But, in 2006, there was a court decision that the issue of same-sex marriage had to be decided by the legislature.

In any case, Spitzer has issued an executive order requiring the state insurance department to recognize same-sex marriages from out-of-state jurisdictions:

  • “Same-Sex Spouse ‘Open Enrollment’,” by Andy Humm, 05/10/2007, Gay City News
  • “NY Gay Couples Married In Mass. Have Weddings Validated,” May 16, 2007 – 11:00 am ET, 365Gay.com

Here’s an article about a coalition of local conservative groups opposing the same-sex marriage bill:

  • “New York Coalition Opposes Same-Sex Marriage Bill: New Yorkers resisting governor’s proposed bill,” May 14, 2007, EURweb.com

But the member groups in that coalition are not named in the above article. I guess I’ll have to try to dig up that info later.

Below is a summary of the summary of the situation in various states across the U.S.A.:

  • “Civil Unions & Same-Sex Marriage State By State,” May 10, 2007 1:27 pm US/Central, CBS2Chicagolcom

The Catholic Church’s troubles in Brazil

May 9, 2007

I just now came across the following:

This article said some things I expected, such as the following:

Latin America is still predominantly Catholic, but not like it used to be. In Brazil, for example, as evangelical Pentecostalism has spread, the country’s population has gone from being 89 percent Catholic in 1980 to about 64 percent today, according to a survey released this week by the Brazilian polling firm DataFolha.

But there were also some surprises (to me, anyway). In particular:

Young people have shown a greater reluctance to join the clergy, resulting in a priest shortage that is 10 times more severe regionwide than it is in North America or Europe.

“There is a trend here — even among priests — that people should be more free to follow their own conscience, and there’s a growing distance between most Catholics and the church’s hierarchy,” said the Rev. Luiz Roberto Benedetti, a Catholic priest who is a professor of social science at the Catholic University of Campinas, near Sao Paulo. “It’s a trend that goes in the complete opposite direction of the message that the pope wants to send.”

Very interesting, and quite contrary to Philip Jenkins’s characterization of the Catholicism of the southern hemisphere, in general, as a hotbed of Catholic traditionalism and love of hierarchy. (See The Next Christianity by Philip Jenkins, originally published in The Atlantic, Volume 290, No. 3, October, 2002, about the recent explosive growth of the more fanatical forms of Christianity in non-Western countries.)

I would be interested to hear from anyone who can give me solidly sourced information about religious trends in Latin America.

(For more about religious trends in general, see the many articles listed on my page about The growing number of Christians of kinds which inherently fear demons, Satanists, witches, occultists, Pagans, and atheists.)

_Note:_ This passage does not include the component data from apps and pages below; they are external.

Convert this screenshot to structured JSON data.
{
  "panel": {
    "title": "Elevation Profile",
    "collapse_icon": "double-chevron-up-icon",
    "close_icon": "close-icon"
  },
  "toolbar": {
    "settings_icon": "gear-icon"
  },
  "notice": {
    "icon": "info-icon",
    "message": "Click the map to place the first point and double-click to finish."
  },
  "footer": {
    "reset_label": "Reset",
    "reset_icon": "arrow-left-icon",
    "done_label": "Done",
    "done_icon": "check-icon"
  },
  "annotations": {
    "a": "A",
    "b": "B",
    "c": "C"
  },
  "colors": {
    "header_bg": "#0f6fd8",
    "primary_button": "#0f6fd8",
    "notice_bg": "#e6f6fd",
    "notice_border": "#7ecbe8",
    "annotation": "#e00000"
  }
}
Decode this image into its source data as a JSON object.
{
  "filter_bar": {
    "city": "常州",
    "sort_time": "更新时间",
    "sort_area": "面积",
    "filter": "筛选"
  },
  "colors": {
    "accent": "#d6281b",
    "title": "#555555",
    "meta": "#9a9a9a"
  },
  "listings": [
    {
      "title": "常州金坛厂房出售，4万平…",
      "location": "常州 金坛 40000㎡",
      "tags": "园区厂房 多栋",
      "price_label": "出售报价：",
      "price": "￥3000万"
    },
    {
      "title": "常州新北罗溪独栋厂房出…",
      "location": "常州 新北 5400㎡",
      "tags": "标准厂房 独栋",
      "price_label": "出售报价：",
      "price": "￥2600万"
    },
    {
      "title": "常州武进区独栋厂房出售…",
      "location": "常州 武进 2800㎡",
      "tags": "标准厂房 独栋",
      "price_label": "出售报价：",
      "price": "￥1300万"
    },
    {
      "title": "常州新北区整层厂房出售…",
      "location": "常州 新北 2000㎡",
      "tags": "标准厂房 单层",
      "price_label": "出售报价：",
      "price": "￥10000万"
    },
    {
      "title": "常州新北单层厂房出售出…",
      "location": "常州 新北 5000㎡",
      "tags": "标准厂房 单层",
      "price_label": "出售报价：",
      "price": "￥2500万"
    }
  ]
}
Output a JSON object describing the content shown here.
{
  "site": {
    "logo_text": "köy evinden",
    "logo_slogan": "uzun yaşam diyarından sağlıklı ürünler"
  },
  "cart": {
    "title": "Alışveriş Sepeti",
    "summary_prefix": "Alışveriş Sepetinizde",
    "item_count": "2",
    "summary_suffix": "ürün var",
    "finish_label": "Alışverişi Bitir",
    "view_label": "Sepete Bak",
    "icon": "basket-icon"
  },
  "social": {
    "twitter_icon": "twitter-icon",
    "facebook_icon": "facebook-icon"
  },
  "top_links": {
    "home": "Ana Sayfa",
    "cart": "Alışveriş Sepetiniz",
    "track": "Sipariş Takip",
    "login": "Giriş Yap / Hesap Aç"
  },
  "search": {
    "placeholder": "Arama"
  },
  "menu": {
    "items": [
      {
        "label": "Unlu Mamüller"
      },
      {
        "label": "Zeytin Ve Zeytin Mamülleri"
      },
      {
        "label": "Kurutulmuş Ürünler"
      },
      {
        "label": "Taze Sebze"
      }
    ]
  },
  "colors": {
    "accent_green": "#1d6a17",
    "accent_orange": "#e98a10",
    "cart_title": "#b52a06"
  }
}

Welcome, Theistic Satanists (and others)

April 29, 2007

Hi everyone! I’d like to experiment with the idea of using WordPress categories/tags to create a de facto unmoderated forum, as a possible replacement for my Theistic Satanism forums on Yahoo, in the event that I decide to phase out the latter.

For every tag, WordPress.com has a page of all the recent posts on WordPress.com with that tag. So, if a bunch of us regularly use a sufficiently rare tag, that page becomes a defacto forum for all relevant posts by us here on WordPress.com.

Publishing this post with the tag “theistic Satanism” will enable me to find the page for the tag “theistic Satanism.” I’ll then add a comment with a link to that page.

To put a tag on a post the first time, type the tag in the text field under the heading “Categories,” next to the “Add” button, at the top of the side panel of the page where you write a new post, and then click the “Add” button before you publish the post. To add the same tag again to a subsequent post, check the checkbox for that category/tag.

As we can do with the tag “Theistic Satanism,” so some of us can also do with the tags “Black Goat Cabal” and “Church of Azazel.”

To try out another neat feature, let’s experiment with trackback pings. In your post, put a link to this post. (Note: That’s a link to this individual post, NOT to the page for the tag, or to my home page.) Soon afterward, a link back to your post will automatically appear as a comment on my post.